**WHAT YOU ARE ASKED TO DO**.
All of the data below should be output exactly as given.

----------

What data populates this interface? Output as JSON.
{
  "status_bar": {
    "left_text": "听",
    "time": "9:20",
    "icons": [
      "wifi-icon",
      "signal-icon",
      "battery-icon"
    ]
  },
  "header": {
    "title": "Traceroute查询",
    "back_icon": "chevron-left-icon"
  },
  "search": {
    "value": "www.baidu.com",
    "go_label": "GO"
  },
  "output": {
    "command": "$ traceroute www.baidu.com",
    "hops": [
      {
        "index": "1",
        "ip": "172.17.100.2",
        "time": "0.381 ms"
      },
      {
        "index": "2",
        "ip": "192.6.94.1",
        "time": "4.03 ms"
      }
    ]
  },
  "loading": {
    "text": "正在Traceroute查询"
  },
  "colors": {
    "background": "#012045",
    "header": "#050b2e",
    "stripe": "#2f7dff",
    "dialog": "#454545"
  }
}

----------

**RESULT FOR THIS EXERCISE**.
What data populates this interface? Output as JSON.
{
  "status_bar": {
    "left_text": "听",
    "time": "9:20",
    "icons": [
      "wifi-icon",
      "signal-icon",
      "battery-icon"
    ]
  },
  "header": {
    "title": "Traceroute查询",
    "back_icon": "chevron-left-icon"
  },
  "search": {
    "value": "www.baidu.com",
    "go_label": "GO"
  },
  "output": {
    "command": "$ traceroute www.baidu.com",
    "hops": [
      {
        "index": "1",
        "ip": "172.17.100.2",
        "time": "0.381 ms"
      },
      {
        "index": "2",
        "ip": "192.6.94.1",
        "time": "4.03 ms"
      }
    ]
  },
  "loading": {
    "text": "正在Traceroute查询"
  },
  "colors": {
    "background": "#012045",
    "header": "#050b2e",
    "stripe": "#2f7dff",
    "dialog": "#454545"
  }
}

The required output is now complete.